┌─ Extracted entries
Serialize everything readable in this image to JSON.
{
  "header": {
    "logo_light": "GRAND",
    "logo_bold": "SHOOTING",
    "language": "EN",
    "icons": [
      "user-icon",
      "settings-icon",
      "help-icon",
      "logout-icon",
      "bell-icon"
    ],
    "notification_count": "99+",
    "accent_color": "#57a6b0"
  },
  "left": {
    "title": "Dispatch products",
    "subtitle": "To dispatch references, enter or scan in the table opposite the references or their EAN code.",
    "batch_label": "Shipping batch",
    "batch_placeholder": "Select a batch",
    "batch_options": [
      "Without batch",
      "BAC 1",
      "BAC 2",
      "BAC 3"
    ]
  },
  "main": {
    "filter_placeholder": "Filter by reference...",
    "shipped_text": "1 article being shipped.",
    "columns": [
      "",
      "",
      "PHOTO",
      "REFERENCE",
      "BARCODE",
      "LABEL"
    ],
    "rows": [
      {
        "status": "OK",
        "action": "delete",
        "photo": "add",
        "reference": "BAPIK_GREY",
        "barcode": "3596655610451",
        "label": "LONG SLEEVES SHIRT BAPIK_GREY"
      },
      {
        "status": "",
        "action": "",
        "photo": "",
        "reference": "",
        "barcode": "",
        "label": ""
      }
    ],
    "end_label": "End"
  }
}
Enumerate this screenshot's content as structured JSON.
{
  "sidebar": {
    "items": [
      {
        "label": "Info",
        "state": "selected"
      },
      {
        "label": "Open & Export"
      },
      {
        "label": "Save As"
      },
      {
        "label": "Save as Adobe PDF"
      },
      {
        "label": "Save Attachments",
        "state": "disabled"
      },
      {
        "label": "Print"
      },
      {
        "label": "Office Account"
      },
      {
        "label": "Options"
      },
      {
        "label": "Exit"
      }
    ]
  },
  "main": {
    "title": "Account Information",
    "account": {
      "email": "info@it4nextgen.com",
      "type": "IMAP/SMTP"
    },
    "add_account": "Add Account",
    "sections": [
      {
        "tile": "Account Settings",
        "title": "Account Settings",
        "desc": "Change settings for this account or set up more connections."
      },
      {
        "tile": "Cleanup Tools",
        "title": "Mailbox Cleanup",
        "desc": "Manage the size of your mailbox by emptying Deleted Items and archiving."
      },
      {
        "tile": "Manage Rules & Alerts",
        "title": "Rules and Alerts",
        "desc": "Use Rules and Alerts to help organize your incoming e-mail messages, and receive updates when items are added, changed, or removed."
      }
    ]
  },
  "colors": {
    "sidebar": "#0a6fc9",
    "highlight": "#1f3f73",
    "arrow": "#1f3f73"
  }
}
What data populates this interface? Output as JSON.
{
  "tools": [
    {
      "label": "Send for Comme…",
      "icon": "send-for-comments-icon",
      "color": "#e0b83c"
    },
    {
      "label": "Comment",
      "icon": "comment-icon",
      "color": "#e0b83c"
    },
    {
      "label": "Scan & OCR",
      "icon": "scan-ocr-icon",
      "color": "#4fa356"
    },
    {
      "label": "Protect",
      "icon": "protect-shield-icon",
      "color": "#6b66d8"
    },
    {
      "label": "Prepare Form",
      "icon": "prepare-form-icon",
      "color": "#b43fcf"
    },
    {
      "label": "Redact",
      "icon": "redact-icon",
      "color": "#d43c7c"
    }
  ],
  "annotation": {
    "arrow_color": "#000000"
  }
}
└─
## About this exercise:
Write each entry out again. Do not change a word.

## Response area:
Serialize everything readable in this image to JSON.
{
  "header": {
    "logo_light": "GRAND",
    "logo_bold": "SHOOTING",
    "language": "EN",
    "icons": [
      "user-icon",
      "settings-icon",
      "help-icon",
      "logout-icon",
      "bell-icon"
    ],
    "notification_count": "99+",
    "accent_color": "#57a6b0"
  },
  "left": {
    "title": "Dispatch products",
    "subtitle": "To dispatch references, enter or scan in the table opposite the references or their EAN code.",
    "batch_label": "Shipping batch",
    "batch_placeholder": "Select a batch",
    "batch_options": [
      "Without batch",
      "BAC 1",
      "BAC 2",
      "BAC 3"
    ]
  },
  "main": {
    "filter_placeholder": "Filter by reference...",
    "shipped_text": "1 article being shipped.",
    "columns": [
      "",
      "",
      "PHOTO",
      "REFERENCE",
      "BARCODE",
      "LABEL"
    ],
    "rows": [
      {
        "status": "OK",
        "action": "delete",
        "photo": "add",
        "reference": "BAPIK_GREY",
        "barcode": "3596655610451",
        "label": "LONG SLEEVES SHIRT BAPIK_GREY"
      },
      {
        "status": "",
        "action": "",
        "photo": "",
        "reference": "",
        "barcode": "",
        "label": ""
      }
    ],
    "end_label": "End"
  }
}
Enumerate this screenshot's content as structured JSON.
{
  "sidebar": {
    "items": [
      {
        "label": "Info",
        "state": "selected"
      },
      {
        "label": "Open & Export"
      },
      {
        "label": "Save As"
      },
      {
        "label": "Save as Adobe PDF"
      },
      {
        "label": "Save Attachments",
        "state": "disabled"
      },
      {
        "label": "Print"
      },
      {
        "label": "Office Account"
      },
      {
        "label": "Options"
      },
      {
        "label": "Exit"
      }
    ]
  },
  "main": {
    "title": "Account Information",
    "account": {
      "email": "info@it4nextgen.com",
      "type": "IMAP/SMTP"
    },
    "add_account": "Add Account",
    "sections": [
      {
        "tile": "Account Settings",
        "title": "Account Settings",
        "desc": "Change settings for this account or set up more connections."
      },
      {
        "tile": "Cleanup Tools",
        "title": "Mailbox Cleanup",
        "desc": "Manage the size of your mailbox by emptying Deleted Items and archiving."
      },
      {
        "tile": "Manage Rules & Alerts",
        "title": "Rules and Alerts",
        "desc": "Use Rules and Alerts to help organize your incoming e-mail messages, and receive updates when items are added, changed, or removed."
      }
    ]
  },
  "colors": {
    "sidebar": "#0a6fc9",
    "highlight": "#1f3f73",
    "arrow": "#1f3f73"
  }
}
What data populates this interface? Output as JSON.
{
  "tools": [
    {
      "label": "Send for Comme…",
      "icon": "send-for-comments-icon",
      "color": "#e0b83c"
    },
    {
      "label": "Comment",
      "icon": "comment-icon",
      "color": "#e0b83c"
    },
    {
      "label": "Scan & OCR",
      "icon": "scan-ocr-icon",
      "color": "#4fa356"
    },
    {
      "label": "Protect",
      "icon": "protect-shield-icon",
      "color": "#6b66d8"
    },
    {
      "label": "Prepare Form",
      "icon": "prepare-form-icon",
      "color": "#b43fcf"
    },
    {
      "label": "Redact",
      "icon": "redact-icon",
      "color": "#d43c7c"
    }
  ],
  "annotation": {
    "arrow_color": "#000000"
  }
}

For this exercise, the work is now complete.